Debt After Death: Why You Should Think About It When Estate Planning
If you have debt, you should not think that the debt will go away after you pass away or if you ever become incapacitated. Rather, your debt may drastically decrease or even destroy your estate and your loved ones’ inheritances. And, to be clear, “debt” means credit card debt, mortgage, car payments, medical bills, student loans, and others.
Not Just About Assets, but also Debt
People most often think about their assets when they think about estate planning, as well they should. However, debts are also part of your estate, albeit a negative one. You need to create a plan for your debts just as much as your assets.Knowing what your debts are is just as important as knowing your assets. Creating an estate plan that addresses your debts will help you create a plan now and for the future on how you want them addressed, thus helping maximize your loved ones’ inheritances and your financial security.

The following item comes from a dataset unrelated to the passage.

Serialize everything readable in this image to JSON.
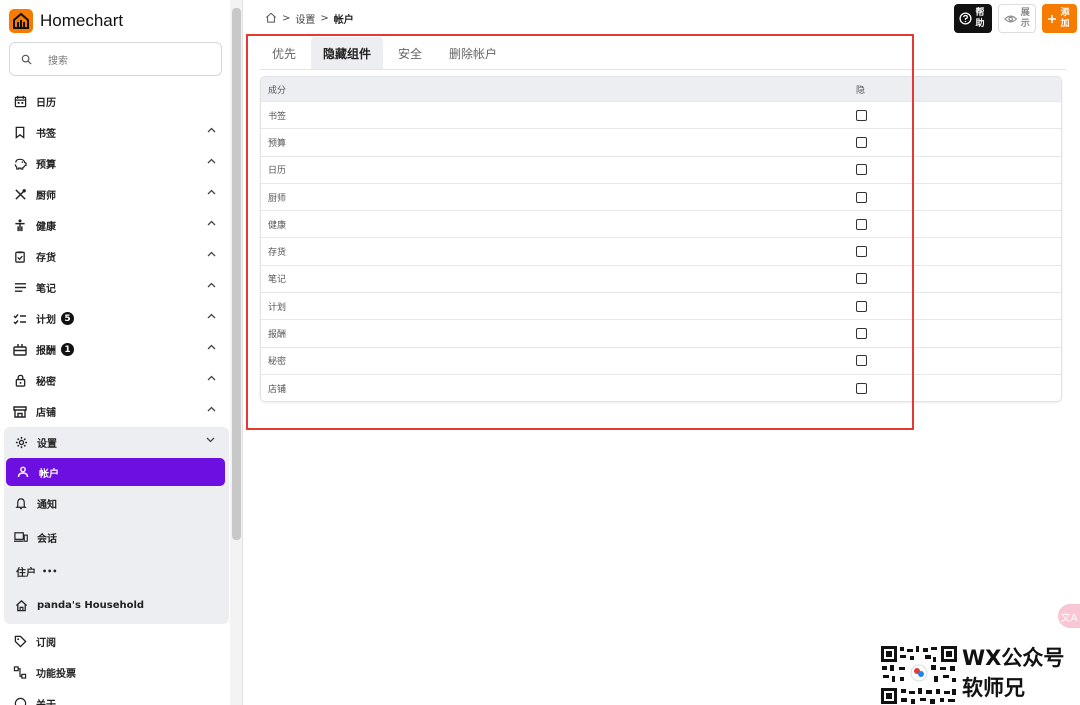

Generally, the two kinds of debts are secured (which uses collateral to protect the creditor) and unsecured (which does not have collateral and so does not protect the creditor). An example of a secured debt is a mortgage or car loan. Credit card debt is probably the most common unsecured debt. Knowing this difference is vital. you should also know that while some debts go away when you pass, like federal student loans, other debts, like mortgages, for example, do not go away. Creditors have a claim on your estate and can actually claim their debts before your loved ones can claim their inheritances.
Benefits of Estate Planning
Properly done, your retirement accounts and life insurance are protected from creditors. However, if there is no living beneficiary of these accounts, they become part of the probate process and are subject to creditors. Maintaining beneficiary designations is a vital part of your estate plan. Likewise, a comprehensive estate plan will identify other potential pitfalls and allow you to avoid them. This can do wonders to protect your family if something happens to you.
Another factor you need to understand is that joint owners are fully liable for the other owner’s debt. Parents often put their children on their accounts to help with management, not knowing that they have made their assets vulnerable. Co-signing also makes someone liable for another’s debts. For debts that are only yours, creditors cannot make family members assume those debts, but they can certainly try to get the family members to agree to do so. Knowing dynamics like these can protect your family and strengthen your financial and estate plan.
Contact a Professional
Some people think that because the general estate planning tools look the same that they act the same. That is not true, as wills, trust, powers of attorney, and other documents are personalized to the individual Contact The Rains Law Firm or schedule a complimentary initial meeting to address debts and protect your loved ones.